A CryptoAuth session between two given nodes is set up with a two-packet handshake. Each of the two packets contains the permanent and temporary keys of the sending node which are piggybacked on top of normal data packets. The data in those packets is encrypted using the permanent keys. Once the temporary keys have been exchanged, the permanent keys are no longer used in that session and the temporary keys are discarded when the session ends so that the data sent during that session cannot be decrypted later. Since the handshake is piggybacked on top of the first two packets, the maximum allowable packet size differs from packet to packet but the encryption is set up without introducing lag to the application.

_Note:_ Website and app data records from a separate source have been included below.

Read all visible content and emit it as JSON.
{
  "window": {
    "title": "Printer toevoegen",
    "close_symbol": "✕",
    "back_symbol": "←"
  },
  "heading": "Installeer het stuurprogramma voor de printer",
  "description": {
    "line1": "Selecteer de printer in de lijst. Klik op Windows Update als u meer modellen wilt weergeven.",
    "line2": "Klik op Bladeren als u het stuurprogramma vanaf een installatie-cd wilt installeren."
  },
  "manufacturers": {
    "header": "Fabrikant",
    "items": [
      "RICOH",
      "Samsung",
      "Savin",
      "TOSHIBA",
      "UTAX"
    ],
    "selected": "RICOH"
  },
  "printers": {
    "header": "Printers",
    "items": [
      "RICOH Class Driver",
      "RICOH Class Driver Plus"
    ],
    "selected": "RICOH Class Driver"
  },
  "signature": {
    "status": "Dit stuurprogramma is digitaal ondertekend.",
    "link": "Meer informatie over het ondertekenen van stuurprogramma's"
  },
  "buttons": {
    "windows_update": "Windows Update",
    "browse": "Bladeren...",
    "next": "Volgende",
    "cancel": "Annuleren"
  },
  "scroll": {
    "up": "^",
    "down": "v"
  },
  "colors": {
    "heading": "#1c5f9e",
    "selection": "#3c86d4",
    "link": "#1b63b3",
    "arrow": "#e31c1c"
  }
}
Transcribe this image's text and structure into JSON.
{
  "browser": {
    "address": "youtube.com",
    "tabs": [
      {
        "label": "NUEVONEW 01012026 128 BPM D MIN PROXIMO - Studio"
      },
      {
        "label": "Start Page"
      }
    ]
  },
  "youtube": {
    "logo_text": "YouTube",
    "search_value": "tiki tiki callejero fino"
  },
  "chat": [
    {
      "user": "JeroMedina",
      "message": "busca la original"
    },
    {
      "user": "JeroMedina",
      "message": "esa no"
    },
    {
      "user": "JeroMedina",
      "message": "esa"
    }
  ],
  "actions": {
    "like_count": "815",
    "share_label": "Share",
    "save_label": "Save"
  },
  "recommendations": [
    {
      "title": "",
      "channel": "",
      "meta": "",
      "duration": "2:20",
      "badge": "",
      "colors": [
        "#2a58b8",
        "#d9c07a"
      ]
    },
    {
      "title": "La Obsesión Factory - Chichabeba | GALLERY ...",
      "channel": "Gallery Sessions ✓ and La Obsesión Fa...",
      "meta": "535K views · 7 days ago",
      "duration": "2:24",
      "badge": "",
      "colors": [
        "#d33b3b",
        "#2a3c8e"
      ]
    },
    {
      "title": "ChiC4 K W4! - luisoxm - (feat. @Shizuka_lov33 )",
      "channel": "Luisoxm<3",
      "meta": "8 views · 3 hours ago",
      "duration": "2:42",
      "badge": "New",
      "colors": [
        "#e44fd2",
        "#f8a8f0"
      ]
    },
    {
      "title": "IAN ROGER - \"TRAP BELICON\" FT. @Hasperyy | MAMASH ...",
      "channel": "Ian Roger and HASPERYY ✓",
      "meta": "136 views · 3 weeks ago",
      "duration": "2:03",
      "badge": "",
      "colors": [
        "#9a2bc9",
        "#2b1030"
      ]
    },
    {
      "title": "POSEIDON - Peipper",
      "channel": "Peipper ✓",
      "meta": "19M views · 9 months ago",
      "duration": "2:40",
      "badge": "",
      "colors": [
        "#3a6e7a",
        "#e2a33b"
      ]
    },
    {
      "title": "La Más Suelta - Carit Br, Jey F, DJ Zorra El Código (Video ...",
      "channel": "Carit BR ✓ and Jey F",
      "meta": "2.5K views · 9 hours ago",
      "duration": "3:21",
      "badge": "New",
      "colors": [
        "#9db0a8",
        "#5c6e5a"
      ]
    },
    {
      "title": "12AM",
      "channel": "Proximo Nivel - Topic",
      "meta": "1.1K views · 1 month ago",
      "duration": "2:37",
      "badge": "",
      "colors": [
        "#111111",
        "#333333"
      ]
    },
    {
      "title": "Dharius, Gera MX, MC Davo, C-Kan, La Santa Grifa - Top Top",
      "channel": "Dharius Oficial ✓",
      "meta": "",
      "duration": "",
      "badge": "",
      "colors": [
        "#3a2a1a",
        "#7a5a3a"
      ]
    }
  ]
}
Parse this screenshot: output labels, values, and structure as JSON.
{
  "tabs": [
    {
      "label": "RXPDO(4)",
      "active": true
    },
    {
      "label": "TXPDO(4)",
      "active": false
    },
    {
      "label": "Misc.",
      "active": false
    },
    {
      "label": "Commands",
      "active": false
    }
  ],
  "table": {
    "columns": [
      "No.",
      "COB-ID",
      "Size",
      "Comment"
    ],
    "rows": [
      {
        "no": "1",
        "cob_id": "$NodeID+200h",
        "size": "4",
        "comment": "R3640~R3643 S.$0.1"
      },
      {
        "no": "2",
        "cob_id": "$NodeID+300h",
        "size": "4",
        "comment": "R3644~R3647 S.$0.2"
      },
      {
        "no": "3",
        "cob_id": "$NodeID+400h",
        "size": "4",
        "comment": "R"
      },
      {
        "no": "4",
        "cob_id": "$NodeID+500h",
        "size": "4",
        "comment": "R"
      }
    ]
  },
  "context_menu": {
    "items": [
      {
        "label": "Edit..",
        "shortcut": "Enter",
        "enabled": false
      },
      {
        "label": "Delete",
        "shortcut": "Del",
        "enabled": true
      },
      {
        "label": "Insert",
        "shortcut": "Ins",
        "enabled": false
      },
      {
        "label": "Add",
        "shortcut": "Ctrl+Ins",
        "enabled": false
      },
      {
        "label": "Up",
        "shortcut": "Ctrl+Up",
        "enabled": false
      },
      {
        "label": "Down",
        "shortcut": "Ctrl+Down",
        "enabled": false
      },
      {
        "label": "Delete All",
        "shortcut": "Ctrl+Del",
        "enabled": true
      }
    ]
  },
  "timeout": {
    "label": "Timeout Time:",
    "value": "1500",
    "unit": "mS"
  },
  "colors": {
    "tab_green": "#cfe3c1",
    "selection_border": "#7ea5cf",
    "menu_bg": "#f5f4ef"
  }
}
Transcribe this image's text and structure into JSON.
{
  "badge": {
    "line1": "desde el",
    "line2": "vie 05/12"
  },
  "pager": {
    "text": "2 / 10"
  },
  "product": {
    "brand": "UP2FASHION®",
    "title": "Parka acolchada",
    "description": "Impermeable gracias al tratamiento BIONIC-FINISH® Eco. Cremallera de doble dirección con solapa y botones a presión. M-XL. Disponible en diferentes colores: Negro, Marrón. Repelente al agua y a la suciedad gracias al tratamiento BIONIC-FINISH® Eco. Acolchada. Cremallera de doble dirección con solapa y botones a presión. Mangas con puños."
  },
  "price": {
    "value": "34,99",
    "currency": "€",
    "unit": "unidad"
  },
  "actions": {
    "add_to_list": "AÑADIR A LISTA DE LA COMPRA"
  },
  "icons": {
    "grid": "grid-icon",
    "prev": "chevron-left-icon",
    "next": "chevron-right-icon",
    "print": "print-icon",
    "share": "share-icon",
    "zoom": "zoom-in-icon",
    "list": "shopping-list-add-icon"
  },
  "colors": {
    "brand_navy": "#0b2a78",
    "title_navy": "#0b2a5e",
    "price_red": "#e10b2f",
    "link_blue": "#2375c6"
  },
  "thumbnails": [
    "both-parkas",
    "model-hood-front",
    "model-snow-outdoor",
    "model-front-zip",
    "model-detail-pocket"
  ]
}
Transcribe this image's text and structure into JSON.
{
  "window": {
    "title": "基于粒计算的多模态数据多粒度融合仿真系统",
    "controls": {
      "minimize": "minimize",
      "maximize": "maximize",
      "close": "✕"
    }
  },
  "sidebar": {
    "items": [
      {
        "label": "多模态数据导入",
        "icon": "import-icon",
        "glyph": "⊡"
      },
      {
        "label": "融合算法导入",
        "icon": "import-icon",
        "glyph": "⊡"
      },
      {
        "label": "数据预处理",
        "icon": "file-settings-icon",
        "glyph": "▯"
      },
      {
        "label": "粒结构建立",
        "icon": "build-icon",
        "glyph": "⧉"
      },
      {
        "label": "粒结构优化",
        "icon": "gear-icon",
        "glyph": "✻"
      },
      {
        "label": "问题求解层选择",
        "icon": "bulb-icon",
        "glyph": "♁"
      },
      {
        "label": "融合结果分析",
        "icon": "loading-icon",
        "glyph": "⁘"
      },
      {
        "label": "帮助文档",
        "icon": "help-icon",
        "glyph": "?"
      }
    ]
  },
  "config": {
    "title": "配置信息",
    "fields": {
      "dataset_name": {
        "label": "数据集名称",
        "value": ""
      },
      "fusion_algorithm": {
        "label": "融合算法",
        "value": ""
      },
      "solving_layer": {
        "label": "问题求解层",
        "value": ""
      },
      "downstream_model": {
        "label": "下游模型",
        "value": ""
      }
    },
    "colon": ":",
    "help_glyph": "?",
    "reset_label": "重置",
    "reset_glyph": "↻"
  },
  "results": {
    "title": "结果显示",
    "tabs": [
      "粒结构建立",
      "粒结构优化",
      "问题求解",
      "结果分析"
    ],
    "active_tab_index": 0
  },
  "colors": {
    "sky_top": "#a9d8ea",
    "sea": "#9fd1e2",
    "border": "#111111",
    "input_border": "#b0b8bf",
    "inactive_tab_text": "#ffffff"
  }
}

Routing is designed such that each packet requires very little handling by an individual router, or node. Each node will respond to 'search queries' asking it for other nodes nearby to it. This allows the sending node to determine and add routes to its own routing table. Once the sending node has determined a route, it sends its packet to the first node on said route. For each hop, the receiving node reads the packet's header to determine where to next send the packet. Before the packet is forwarded to the next hop, the node performs a bit shift on the packet's headers, making it ready for use by the next node.
The belief that security should be ubiquitous and unintrusive like air is part of the core philosophy behind cjdns. The routing engine runs in user space and is compiled by default with stack-smashing protection, position-independent code, non-executable stack, and remapping of the global offset table as read-only (relro). The code also relies on an ad-hoc sandboxing feature based on setting the resource limit for open files to zero, on many systems this serves block access to any new file descriptors, severely limiting the code's ability to interact with the system around it.
On the other hand, some expressed concerns regarding security and performance of cjdns' routing. Because cjdns routing is based loosely on Kademlia, it retains its well known security issues, like a Sybil attack. This means a denial-of-service attack could be launched against the network which could as a consequence lead to service interruption and censorship. The cjdns protocol attempts to address these concerns with an approach similar to Virtual Ring Routing.
Development discussion goes on in the #cjdns IRC channel on the EFnet IRC network, that network having been chosen because of its decentralized control structure (a mirror of the cjdns security model). Caleb James DeLisle maintains Benevolent Dictator for Life status over the project. The cjdns GitHub repository is used for source code hosting and as a bug tracker.
Cjdns employs a rolling release style model because the protocols and algorithms are new inventions and the way they behave in the real world is still not well understood. Users can clone the git repository containing the source code and run a shell script which compiles the source code and runs unit tests.
Cjdns is available on most UNIX-like systems like Linux (Debian, Ubuntu, etc.), Mac OS X, Illumos and FreeBSD. A wide variety of architectures are supported, most notably x86, x86-64, PowerPC and MIPS. This allows users the flexibility of using old or new hardware, making it easy to get started with cjdns. There are nodes running on high-end gaming machines, PlayStation 3 and even old OpenWRT-compatible routers.
- http://mail.thefnf.org/pipermail/builders/2012-May/000544.html[dead link]
- DeLisle, Caleb James (July 14, 2013). "[liberationtech] CJDNS hype". Retrieved January 25, 2014.